Assignment> Return all the entries below exactly, except for the images they hold.

Collected data:
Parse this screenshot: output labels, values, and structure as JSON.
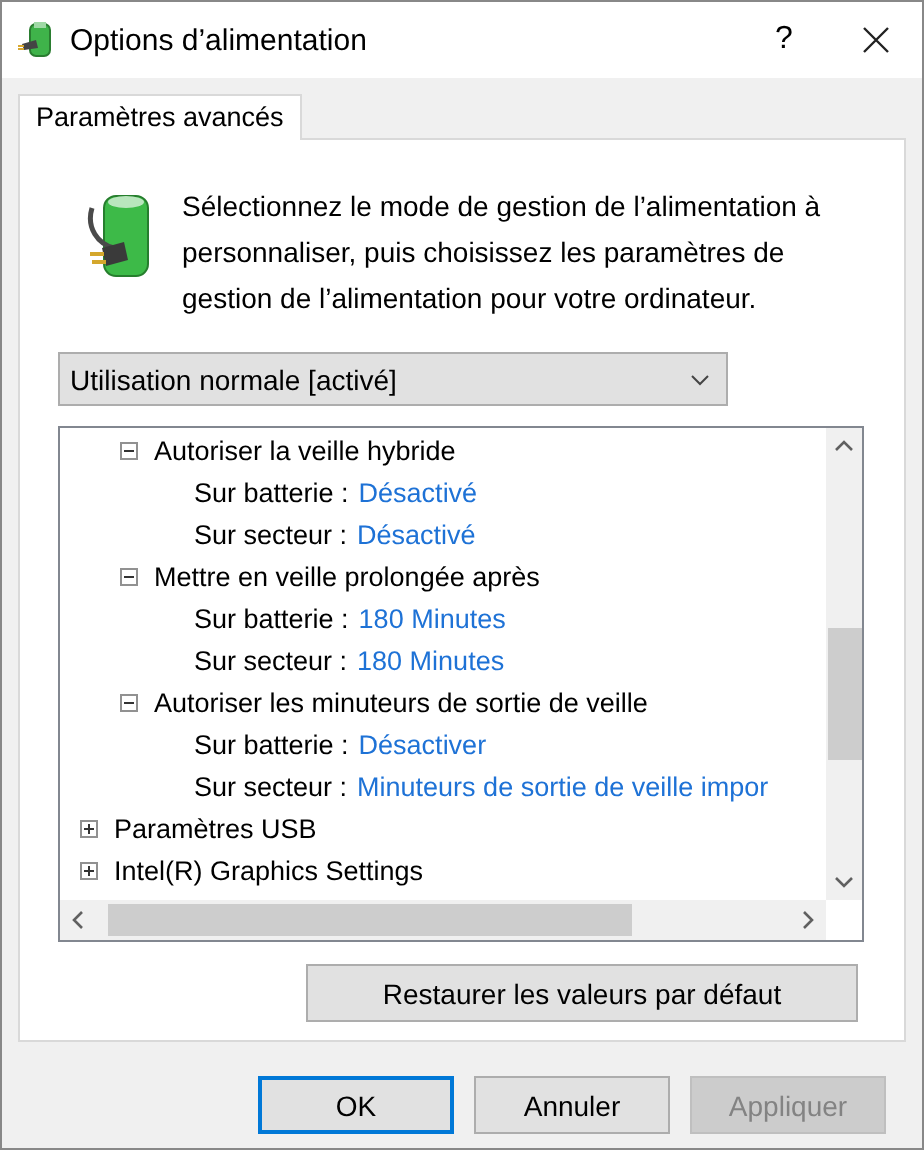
{
  "window": {
    "title": "Options d’alimentation",
    "help": "?"
  },
  "tabs": [
    {
      "label": "Paramètres avancés",
      "selected": true
    }
  ],
  "description": "Sélectionnez le mode de gestion de l’alimentation à personnaliser, puis choisissez les paramètres de gestion de l’alimentation pour votre ordinateur.",
  "plan_dropdown": {
    "value": "Utilisation normale [activé]"
  },
  "settings_tree": [
    {
      "children": [
        {
          "label": "Autoriser la veille hybride",
          "expanded": true,
          "children": [
            {
              "label": "Sur batterie :",
              "value": "Désactivé"
            },
            {
              "label": "Sur secteur :",
              "value": "Désactivé"
            }
          ]
        },
        {
          "label": "Mettre en veille prolongée après",
          "expanded": true,
          "children": [
            {
              "label": "Sur batterie :",
              "value": "180 Minutes"
            },
            {
              "label": "Sur secteur :",
              "value": "180 Minutes"
            }
          ]
        },
        {
          "label": "Autoriser les minuteurs de sortie de veille",
          "expanded": true,
          "children": [
            {
              "label": "Sur batterie :",
              "value": "Désactiver"
            },
            {
              "label": "Sur secteur :",
              "value": "Minuteurs de sortie de veille impor"
            }
          ]
        }
      ]
    },
    {
      "label": "Paramètres USB",
      "expanded": false
    },
    {
      "label": "Intel(R) Graphics Settings",
      "expanded": false
    }
  ],
  "restore_button": "Restaurer les valeurs par défaut",
  "buttons": [
    {
      "label": "OK",
      "disabled": false,
      "default": true
    },
    {
      "label": "Annuler",
      "disabled": false,
      "default": false
    },
    {
      "label": "Appliquer",
      "disabled": true,
      "default": false
    }
  ]
}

Answer for the task>
Parse this screenshot: output labels, values, and structure as JSON.
{
  "window": {
    "title": "Options d’alimentation",
    "help": "?"
  },
  "tabs": [
    {
      "label": "Paramètres avancés",
      "selected": true
    }
  ],
  "description": "Sélectionnez le mode de gestion de l’alimentation à personnaliser, puis choisissez les paramètres de gestion de l’alimentation pour votre ordinateur.",
  "plan_dropdown": {
    "value": "Utilisation normale [activé]"
  },
  "settings_tree": [
    {
      "children": [
        {
          "label": "Autoriser la veille hybride",
          "expanded": true,
          "children": [
            {
              "label": "Sur batterie :",
              "value": "Désactivé"
            },
            {
              "label": "Sur secteur :",
              "value": "Désactivé"
            }
          ]
        },
        {
          "label": "Mettre en veille prolongée après",
          "expanded": true,
          "children": [
            {
              "label": "Sur batterie :",
              "value": "180 Minutes"
            },
            {
              "label": "Sur secteur :",
              "value": "180 Minutes"
            }
          ]
        },
        {
          "label": "Autoriser les minuteurs de sortie de veille",
          "expanded": true,
          "children": [
            {
              "label": "Sur batterie :",
              "value": "Désactiver"
            },
            {
              "label": "Sur secteur :",
              "value": "Minuteurs de sortie de veille impor"
            }
          ]
        }
      ]
    },
    {
      "label": "Paramètres USB",
      "expanded": false
    },
    {
      "label": "Intel(R) Graphics Settings",
      "expanded": false
    }
  ],
  "restore_button": "Restaurer les valeurs par défaut",
  "buttons": [
    {
      "label": "OK",
      "disabled": false,
      "default": true
    },
    {
      "label": "Annuler",
      "disabled": false,
      "default": false
    },
    {
      "label": "Appliquer",
      "disabled": true,
      "default": false
    }
  ]
}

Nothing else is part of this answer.